Appreciating photographs

When you see a picture you generally either like it or it does nothing for you. Images evoke an instant emotional reaction in the viewer before we start analysing the content.

When I look at many of the images uploaded on social image sharing websites and see that they have pages of comments and heaps of praise I often wonder what it is in the image people are responding too. Many of the shots are technically poor, the content is of little interest (to me) – so I wonder…

Then there are other images that, if you really look and ‘read’ the image, have many wonderful elements, but they appear to be passed up by the mass audience.

Highly manipulated arty photos, pictures of pretty girls and the usual visual clich├ęs seem to do much better than photojournalistic images that show the human condition.

It’s interesting that audiences are attracted to arty pictures with added textures, HDR and hyped colours. On the other hand, when it comes to wanting to see a news image, the same audience dema…

Importance of relationships in photography

Most photography courses concentrate on technique and equipment. Few emphasise the most important ingredient for making a good portrait; the relationship you build with the people you photograph. Once that connection is made and you've collaborated artistically it can create a link for life.

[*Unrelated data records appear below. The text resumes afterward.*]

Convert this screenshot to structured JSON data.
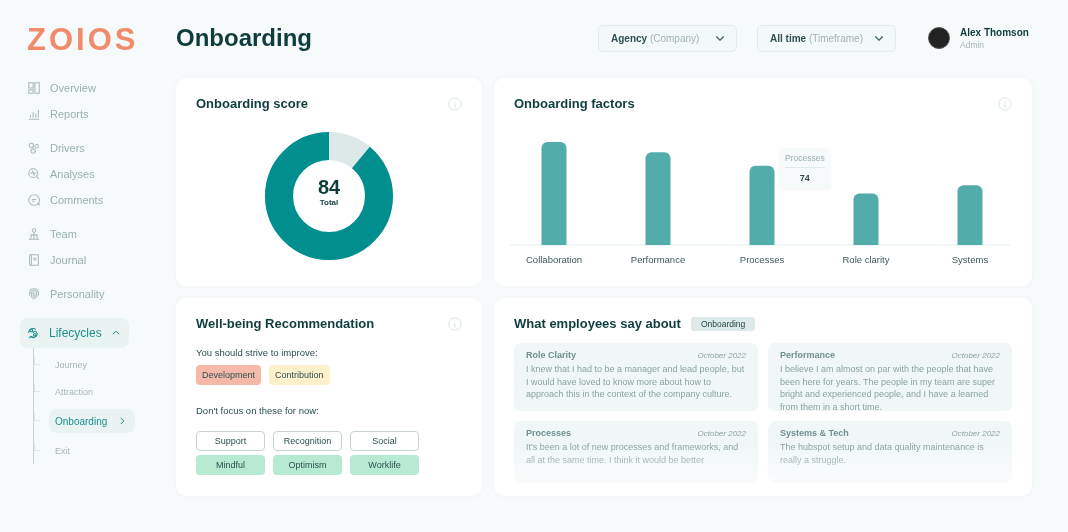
{
  "logo": "ZOIOS",
  "header": {
    "title": "Onboarding",
    "filters": [
      {
        "value": "Agency",
        "hint": "(Company)"
      },
      {
        "value": "All time",
        "hint": "(Timeframe)"
      }
    ],
    "user": {
      "name": "Alex Thomson",
      "role": "Admin"
    }
  },
  "sidebar": {
    "groups": [
      {
        "items": [
          {
            "label": "Overview",
            "selected": false
          },
          {
            "label": "Reports",
            "selected": false
          }
        ]
      },
      {
        "items": [
          {
            "label": "Drivers",
            "selected": false
          },
          {
            "label": "Analyses",
            "selected": false
          },
          {
            "label": "Comments",
            "selected": false
          }
        ]
      },
      {
        "items": [
          {
            "label": "Team",
            "selected": false
          },
          {
            "label": "Journal",
            "selected": false
          }
        ]
      },
      {
        "items": [
          {
            "label": "Personality",
            "selected": false
          }
        ]
      },
      {
        "items": [
          {
            "label": "Lifecycles",
            "selected": true,
            "expanded": true,
            "children": [
              {
                "label": "Journey",
                "selected": false
              },
              {
                "label": "Attraction",
                "selected": false
              },
              {
                "label": "Onboarding",
                "selected": true
              },
              {
                "label": "Exit",
                "selected": false
              }
            ]
          }
        ]
      }
    ]
  },
  "score_card": {
    "title": "Onboarding score",
    "score": "84",
    "score_label": "Total",
    "level": 0.89
  },
  "factors_card": {
    "title": "Onboarding factors",
    "categories": [
      "Collaboration",
      "Performance",
      "Processes",
      "Role clarity",
      "Systems"
    ],
    "tooltip": {
      "category": "Processes",
      "value": "74"
    }
  },
  "wellbeing_card": {
    "title": "Well-being Recommendation",
    "improve_label": "You should strive to improve:",
    "improve": [
      {
        "label": "Development",
        "kind": "filled",
        "color": "#f6b9a9"
      },
      {
        "label": "Contribution",
        "kind": "filled",
        "color": "#fdf1cd"
      }
    ],
    "ignore_label": "Don't focus on these for now:",
    "ignore": [
      {
        "label": "Support",
        "kind": "outline",
        "color": "#ffffff"
      },
      {
        "label": "Recognition",
        "kind": "outline",
        "color": "#ffffff"
      },
      {
        "label": "Social",
        "kind": "outline",
        "color": "#ffffff"
      },
      {
        "label": "Mindful",
        "kind": "filled",
        "color": "#b7ead2"
      },
      {
        "label": "Optimism",
        "kind": "filled",
        "color": "#b7ead2"
      },
      {
        "label": "Worklife",
        "kind": "filled",
        "color": "#b7ead2"
      }
    ]
  },
  "comments_card": {
    "title": "What employees say about",
    "topic": "Onboarding",
    "comments": [
      {
        "topic": "Role Clarity",
        "date": "October 2022",
        "text": "I knew that I had to be a manager and lead people, but I would have loved to know more about how to approach this in the context of the company culture."
      },
      {
        "topic": "Performance",
        "date": "October 2022",
        "text": "I believe I am almost on par with the people that have been here for years. The people in my team are super bright and experienced people, and I have a learned from them in a short time."
      },
      {
        "topic": "Processes",
        "date": "October 2022",
        "text": "It's been a lot of new processes and frameworks, and all at the same time. I think it would be better"
      },
      {
        "topic": "Systems & Tech",
        "date": "October 2022",
        "text": "The hubspot setup and data quality maintenance is really a struggle."
      }
    ]
  }
}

By chance we recently bumped into Kim. Many years ago we worked with her as a model and we did a number of shoots together including a high fashion look advert - glossy lipstick, hats, gloves - the works. 


Photographers are always moving on, meeting new people, flitting from one job to another like busy bees buzzing from flower to flower, as my wife, professional photographer, Magda Indigo often says.


After so many years it was great to see Kim  again and for old times sake I shot a few quick portraits in the street. Wonderful to re-establish contact.


Thanks,
Paul 
wwww.indigo2photography.co.uk